Duration: 20 minutes

Using Machine Learning for classifing URLs

By Alexandra Peste

This talk will present some of the work Alexandra has been doing on using machine learning for classifing URLs coming from TOR, that might lead to potentially dangerous sites.

Duration: 20 minutes

Using open source software and plug-in for e-course delivery and automatic control and grading

By Elfreda Akkerman

Constant changes in the engineering and computer sciences demand from universities the flexibility in determining the curricula answering those requirements. Obviously, that it is impossible to accomplish these challenges without utilizing modern learning technologies. Presently, the majority of universities around the world use open source LMS Moodle, as a means of achieving an appropriate balance between technological, and traditional, face-to-face, educational means. However, while the course delivery via Moodle is currently ubiquitous in the educational realm, the automatic control and grading of the course assignments and the conducting of exams, as always, realized without using any of a modern technologies available. In this work, we propose a unified approach that is based on the implementation of open source software, like Python and Octave in the teaching of many basic undergraduate courses, from physics and mathematics, and finally to specifically oriented programming courses. In the framework of this approach, we offer the automatic control and grading of assignments by usage of new Moodle's open source pug-in "Virtual Programming Lab (VPL), and we also will analyze the efficacy of various open-source OSes for installation on separate execution servers for these purposes. Thus our approach based on open source resources only and may be implemented in any university. The efficiency of this approach will be measured by using our “Introduction to Programming” course.

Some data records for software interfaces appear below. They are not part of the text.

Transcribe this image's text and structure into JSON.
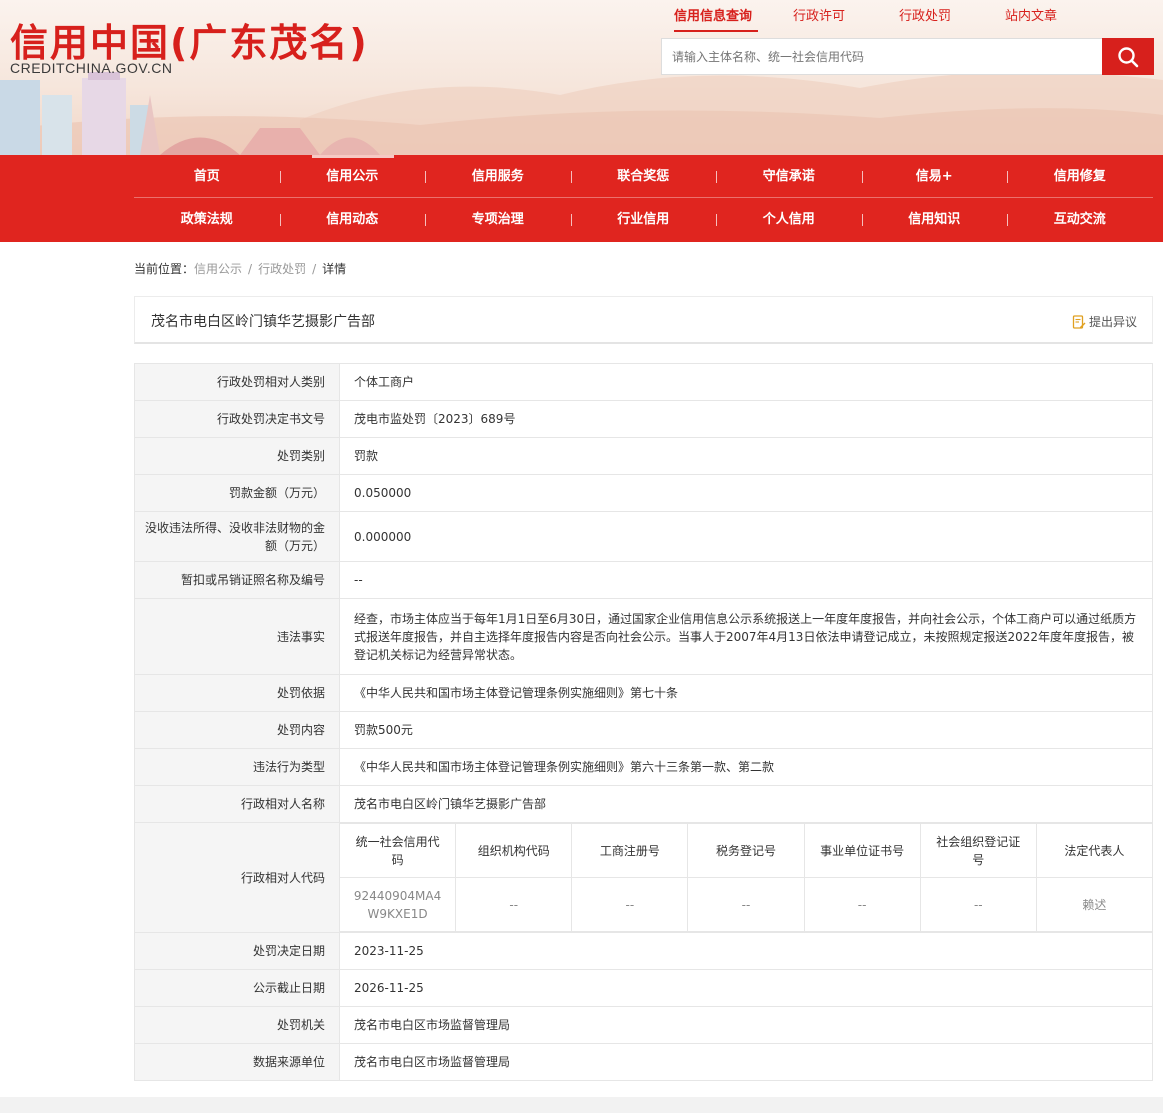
{
  "header": {
    "logo_cn": "信用中国(广东茂名)",
    "logo_en": "CREDITCHINA.GOV.CN",
    "top_tabs": [
      "信用信息查询",
      "行政许可",
      "行政处罚",
      "站内文章"
    ],
    "search_placeholder": "请输入主体名称、统一社会信用代码",
    "search_icon": "search-icon",
    "accent": "#e0251f"
  },
  "nav": {
    "row1": [
      "首页",
      "信用公示",
      "信用服务",
      "联合奖惩",
      "守信承诺",
      "信易+",
      "信用修复"
    ],
    "row2": [
      "政策法规",
      "信用动态",
      "专项治理",
      "行业信用",
      "个人信用",
      "信用知识",
      "互动交流"
    ]
  },
  "breadcrumb": {
    "prefix": "当前位置：",
    "items": [
      "信用公示",
      "行政处罚",
      "详情"
    ],
    "sep": "/"
  },
  "record": {
    "title": "茂名市电白区岭门镇华艺摄影广告部",
    "objection_label": "提出异议",
    "rows": [
      {
        "k": "行政处罚相对人类别",
        "v": "个体工商户"
      },
      {
        "k": "行政处罚决定书文号",
        "v": "茂电市监处罚〔2023〕689号"
      },
      {
        "k": "处罚类别",
        "v": "罚款"
      },
      {
        "k": "罚款金额（万元）",
        "v": "0.050000"
      },
      {
        "k": "没收违法所得、没收非法财物的金额（万元）",
        "v": "0.000000"
      },
      {
        "k": "暂扣或吊销证照名称及编号",
        "v": "--"
      },
      {
        "k": "违法事实",
        "v": "经查，市场主体应当于每年1月1日至6月30日，通过国家企业信用信息公示系统报送上一年度年度报告，并向社会公示，个体工商户可以通过纸质方式报送年度报告，并自主选择年度报告内容是否向社会公示。当事人于2007年4月13日依法申请登记成立，未按照规定报送2022年度年度报告，被登记机关标记为经营异常状态。"
      },
      {
        "k": "处罚依据",
        "v": "《中华人民共和国市场主体登记管理条例实施细则》第七十条"
      },
      {
        "k": "处罚内容",
        "v": "罚款500元"
      },
      {
        "k": "违法行为类型",
        "v": "《中华人民共和国市场主体登记管理条例实施细则》第六十三条第一款、第二款"
      },
      {
        "k": "行政相对人名称",
        "v": "茂名市电白区岭门镇华艺摄影广告部"
      }
    ],
    "code_label": "行政相对人代码",
    "code_headers": [
      "统一社会信用代码",
      "组织机构代码",
      "工商注册号",
      "税务登记号",
      "事业单位证书号",
      "社会组织登记证号",
      "法定代表人"
    ],
    "code_values": [
      "92440904MA4W9KXE1D",
      "--",
      "--",
      "--",
      "--",
      "--",
      "赖迖"
    ],
    "rows_after": [
      {
        "k": "处罚决定日期",
        "v": "2023-11-25"
      },
      {
        "k": "公示截止日期",
        "v": "2026-11-25"
      },
      {
        "k": "处罚机关",
        "v": "茂名市电白区市场监督管理局"
      },
      {
        "k": "数据来源单位",
        "v": "茂名市电白区市场监督管理局"
      }
    ]
  }
}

Duration: 20 minutes

Tails (The Amnesic Incognito Live System): a Debian Derivative

By Solveig

This talk will consider Debian from the point a view of a derivative distribution, explain how we try to contribute back (or first) to upstream, and ways to contribute to Tails by contributing to Debian.

Duration: 45 minutes

Privacy mythbusting. Have you heard this line before?

By Valentina Pavel

This talk will try to tackle some of the most widespread arguments against privacy such as: 'So what if they spy on me, I have nothing to hide', 'I don't care if companies are using my personal data, targeted advertising works great for me', 'I don't care if I am under surveillance, I am not important as a target' etc. For each one of this lines, Valentina will explain why privacy is important and present a different perspective.

Duration: 20 minutes

Developer tools needed for contributing to Free/Open Source software

By Maria Nita

The scope of the tutorial is to showcase a list of tools to help you during development. Because sharing is caring, you will also find out how you can help others use these tools.

At the end of the presentation there will be a demo on how to use the tools to make a contribution and review another community member work.

Duration: 45 minutes

An introduction to Go

By Margarita Manterola

Go is a new language that has slowly started gain acceptance among the Free Software community. This talk will explain what Go is and what it's not, some basic concepts and the current state of Go in Debian.

Duration: 45 minutes

IIO staging drivers cleanup

By Roberta Dobrescu

This talk will present Roberta's OPW experience, from the application period until the finished internship. It will cover the work at IIO staging drivers cleanup project, how it's like to participate in Linux kernel community and the things learned during OPW as a Linux kernel intern.

Duration: 20 minutes

Lightning talks

Short talks (5 minutes or less) where all subjects are welcome.